DATA SUPPLIED
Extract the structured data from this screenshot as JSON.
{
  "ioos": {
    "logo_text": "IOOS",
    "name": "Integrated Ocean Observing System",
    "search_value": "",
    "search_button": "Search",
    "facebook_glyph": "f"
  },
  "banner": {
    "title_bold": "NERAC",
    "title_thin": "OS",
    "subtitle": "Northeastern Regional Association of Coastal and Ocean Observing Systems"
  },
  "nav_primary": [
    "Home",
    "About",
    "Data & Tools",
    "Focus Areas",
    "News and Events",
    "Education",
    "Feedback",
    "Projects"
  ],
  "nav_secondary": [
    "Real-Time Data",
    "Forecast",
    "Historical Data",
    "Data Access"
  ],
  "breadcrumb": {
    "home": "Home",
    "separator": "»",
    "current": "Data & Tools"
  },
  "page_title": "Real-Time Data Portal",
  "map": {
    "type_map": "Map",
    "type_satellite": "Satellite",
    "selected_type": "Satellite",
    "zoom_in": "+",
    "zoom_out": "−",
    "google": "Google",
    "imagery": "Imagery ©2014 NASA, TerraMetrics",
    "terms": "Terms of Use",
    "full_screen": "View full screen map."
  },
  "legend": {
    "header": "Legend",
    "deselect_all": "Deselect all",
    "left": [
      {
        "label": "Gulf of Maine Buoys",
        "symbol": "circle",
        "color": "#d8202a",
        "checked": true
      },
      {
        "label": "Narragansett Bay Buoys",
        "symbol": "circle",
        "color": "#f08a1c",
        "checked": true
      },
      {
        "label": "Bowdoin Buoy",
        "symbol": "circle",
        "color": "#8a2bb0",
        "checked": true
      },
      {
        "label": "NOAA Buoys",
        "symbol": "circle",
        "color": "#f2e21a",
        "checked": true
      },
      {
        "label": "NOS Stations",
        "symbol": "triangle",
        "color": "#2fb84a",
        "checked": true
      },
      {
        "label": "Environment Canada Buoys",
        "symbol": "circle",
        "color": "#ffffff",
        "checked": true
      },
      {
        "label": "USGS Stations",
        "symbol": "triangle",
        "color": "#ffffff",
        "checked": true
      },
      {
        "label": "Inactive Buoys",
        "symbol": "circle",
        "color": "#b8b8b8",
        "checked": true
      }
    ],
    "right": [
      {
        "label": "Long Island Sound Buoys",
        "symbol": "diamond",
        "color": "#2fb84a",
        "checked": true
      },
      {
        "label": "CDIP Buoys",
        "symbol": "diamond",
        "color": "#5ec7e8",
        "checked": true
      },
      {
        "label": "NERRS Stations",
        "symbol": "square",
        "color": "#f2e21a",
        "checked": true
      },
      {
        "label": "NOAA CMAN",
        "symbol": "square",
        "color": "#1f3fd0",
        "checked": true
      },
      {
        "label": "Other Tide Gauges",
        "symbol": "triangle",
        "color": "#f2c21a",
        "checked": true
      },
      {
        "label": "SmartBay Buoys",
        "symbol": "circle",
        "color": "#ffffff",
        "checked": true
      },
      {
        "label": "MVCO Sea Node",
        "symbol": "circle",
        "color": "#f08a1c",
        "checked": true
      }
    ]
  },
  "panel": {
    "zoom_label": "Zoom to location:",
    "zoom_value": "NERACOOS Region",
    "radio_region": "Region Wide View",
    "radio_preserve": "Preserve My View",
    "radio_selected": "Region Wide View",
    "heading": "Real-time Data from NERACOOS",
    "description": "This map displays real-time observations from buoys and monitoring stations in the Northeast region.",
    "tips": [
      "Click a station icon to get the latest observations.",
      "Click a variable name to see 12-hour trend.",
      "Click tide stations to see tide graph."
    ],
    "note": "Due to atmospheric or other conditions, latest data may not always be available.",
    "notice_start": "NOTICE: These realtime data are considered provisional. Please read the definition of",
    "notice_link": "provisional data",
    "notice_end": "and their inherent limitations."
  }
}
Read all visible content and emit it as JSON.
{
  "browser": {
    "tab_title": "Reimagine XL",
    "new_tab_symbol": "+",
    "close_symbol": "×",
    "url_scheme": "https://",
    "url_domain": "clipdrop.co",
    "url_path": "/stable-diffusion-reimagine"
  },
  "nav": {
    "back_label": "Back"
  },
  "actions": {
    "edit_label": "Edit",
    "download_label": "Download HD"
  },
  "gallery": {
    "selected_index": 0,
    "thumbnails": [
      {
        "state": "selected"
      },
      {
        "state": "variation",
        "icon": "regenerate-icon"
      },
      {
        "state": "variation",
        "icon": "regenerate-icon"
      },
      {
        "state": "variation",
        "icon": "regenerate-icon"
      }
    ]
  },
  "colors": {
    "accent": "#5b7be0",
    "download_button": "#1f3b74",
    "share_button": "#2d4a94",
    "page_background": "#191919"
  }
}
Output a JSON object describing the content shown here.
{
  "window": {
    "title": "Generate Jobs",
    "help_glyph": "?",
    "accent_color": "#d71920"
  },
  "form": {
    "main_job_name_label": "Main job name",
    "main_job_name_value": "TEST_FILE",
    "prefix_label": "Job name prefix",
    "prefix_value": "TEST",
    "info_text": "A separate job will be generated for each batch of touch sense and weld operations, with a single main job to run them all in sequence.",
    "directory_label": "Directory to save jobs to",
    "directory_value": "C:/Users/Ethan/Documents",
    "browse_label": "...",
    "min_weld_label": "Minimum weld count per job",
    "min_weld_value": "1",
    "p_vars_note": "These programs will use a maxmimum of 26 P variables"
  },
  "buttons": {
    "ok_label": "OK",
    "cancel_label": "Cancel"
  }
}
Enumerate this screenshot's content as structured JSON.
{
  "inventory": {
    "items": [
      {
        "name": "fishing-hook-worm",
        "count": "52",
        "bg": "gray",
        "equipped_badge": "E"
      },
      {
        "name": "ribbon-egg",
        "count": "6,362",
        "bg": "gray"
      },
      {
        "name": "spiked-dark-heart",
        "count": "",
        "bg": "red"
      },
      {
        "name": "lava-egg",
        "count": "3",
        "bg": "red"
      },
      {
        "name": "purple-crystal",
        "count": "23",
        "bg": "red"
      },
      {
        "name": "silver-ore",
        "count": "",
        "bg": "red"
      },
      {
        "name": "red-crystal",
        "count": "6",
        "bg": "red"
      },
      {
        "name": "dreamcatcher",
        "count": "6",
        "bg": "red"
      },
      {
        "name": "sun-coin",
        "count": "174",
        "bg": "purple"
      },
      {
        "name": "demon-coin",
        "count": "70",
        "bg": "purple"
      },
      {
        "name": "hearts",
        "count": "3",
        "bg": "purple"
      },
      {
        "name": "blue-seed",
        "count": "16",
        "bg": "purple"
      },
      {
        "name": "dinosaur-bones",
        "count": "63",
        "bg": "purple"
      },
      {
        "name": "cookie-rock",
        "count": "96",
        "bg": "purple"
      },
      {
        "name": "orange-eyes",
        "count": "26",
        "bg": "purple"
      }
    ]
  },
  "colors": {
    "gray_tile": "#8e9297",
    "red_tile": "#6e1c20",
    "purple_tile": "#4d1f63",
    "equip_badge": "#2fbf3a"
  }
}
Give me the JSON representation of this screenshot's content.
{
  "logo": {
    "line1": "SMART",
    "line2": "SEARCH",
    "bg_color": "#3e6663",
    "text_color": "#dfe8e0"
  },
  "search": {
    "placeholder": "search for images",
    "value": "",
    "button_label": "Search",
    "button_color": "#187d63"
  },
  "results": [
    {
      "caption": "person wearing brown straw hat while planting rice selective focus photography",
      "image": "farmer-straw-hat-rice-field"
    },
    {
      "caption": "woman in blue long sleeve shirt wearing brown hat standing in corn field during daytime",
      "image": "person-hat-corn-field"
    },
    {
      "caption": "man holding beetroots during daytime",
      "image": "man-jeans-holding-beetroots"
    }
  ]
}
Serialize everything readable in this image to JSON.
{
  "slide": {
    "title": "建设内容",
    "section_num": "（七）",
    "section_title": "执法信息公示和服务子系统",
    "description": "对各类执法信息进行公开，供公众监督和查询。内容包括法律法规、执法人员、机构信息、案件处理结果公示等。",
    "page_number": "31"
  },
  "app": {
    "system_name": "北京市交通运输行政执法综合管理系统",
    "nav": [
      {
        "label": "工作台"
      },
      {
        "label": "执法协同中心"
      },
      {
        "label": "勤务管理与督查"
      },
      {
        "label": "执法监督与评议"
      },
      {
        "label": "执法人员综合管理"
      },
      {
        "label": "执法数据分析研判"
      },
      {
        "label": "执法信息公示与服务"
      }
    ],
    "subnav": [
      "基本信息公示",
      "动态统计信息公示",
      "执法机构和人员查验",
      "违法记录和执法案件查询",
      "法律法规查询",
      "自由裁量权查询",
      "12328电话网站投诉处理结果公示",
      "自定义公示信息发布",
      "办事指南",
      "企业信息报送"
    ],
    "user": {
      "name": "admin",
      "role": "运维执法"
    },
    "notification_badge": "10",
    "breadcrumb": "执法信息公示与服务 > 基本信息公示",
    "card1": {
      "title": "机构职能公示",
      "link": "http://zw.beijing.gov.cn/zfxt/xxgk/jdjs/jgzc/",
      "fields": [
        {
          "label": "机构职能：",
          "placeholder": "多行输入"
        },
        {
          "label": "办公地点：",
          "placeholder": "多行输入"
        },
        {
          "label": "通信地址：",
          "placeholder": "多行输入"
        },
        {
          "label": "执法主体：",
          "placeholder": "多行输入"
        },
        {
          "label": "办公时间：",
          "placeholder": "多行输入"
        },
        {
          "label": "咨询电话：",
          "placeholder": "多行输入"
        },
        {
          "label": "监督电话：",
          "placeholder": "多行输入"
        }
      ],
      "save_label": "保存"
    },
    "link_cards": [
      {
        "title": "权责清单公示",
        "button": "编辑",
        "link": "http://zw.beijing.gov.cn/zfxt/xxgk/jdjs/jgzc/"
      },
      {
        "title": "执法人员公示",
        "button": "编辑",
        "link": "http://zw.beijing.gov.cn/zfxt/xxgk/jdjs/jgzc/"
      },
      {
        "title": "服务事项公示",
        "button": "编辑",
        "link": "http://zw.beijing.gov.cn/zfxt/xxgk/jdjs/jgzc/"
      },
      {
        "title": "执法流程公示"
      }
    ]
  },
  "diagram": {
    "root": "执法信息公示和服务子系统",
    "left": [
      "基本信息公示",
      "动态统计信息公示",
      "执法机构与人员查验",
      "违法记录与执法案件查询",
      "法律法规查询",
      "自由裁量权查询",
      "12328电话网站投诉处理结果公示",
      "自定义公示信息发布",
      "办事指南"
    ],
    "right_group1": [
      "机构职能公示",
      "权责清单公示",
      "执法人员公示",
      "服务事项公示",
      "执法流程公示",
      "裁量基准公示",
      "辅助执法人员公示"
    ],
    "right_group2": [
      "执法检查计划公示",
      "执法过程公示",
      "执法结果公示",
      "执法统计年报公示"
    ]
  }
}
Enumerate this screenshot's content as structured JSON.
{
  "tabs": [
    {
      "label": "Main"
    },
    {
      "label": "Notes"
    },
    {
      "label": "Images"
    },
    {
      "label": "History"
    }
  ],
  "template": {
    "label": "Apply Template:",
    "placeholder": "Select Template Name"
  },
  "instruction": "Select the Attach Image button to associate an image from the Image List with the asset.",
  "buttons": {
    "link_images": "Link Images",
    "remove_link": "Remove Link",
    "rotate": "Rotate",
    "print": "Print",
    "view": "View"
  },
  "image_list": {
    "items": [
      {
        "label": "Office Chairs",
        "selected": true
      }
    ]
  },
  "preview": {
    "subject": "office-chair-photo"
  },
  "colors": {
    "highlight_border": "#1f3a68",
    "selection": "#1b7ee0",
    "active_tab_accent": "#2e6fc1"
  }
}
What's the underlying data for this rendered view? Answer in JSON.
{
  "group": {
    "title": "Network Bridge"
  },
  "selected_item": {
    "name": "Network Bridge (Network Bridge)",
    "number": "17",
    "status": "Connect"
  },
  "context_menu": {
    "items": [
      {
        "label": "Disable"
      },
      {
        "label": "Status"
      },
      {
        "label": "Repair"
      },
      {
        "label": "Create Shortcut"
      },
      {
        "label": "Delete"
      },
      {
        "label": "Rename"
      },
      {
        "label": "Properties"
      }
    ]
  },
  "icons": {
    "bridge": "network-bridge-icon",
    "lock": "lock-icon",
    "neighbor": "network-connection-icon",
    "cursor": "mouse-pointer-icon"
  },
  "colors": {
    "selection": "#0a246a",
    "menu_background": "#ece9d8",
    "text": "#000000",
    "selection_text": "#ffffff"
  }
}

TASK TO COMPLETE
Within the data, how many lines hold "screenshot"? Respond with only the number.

RESULT OF THE TASK
4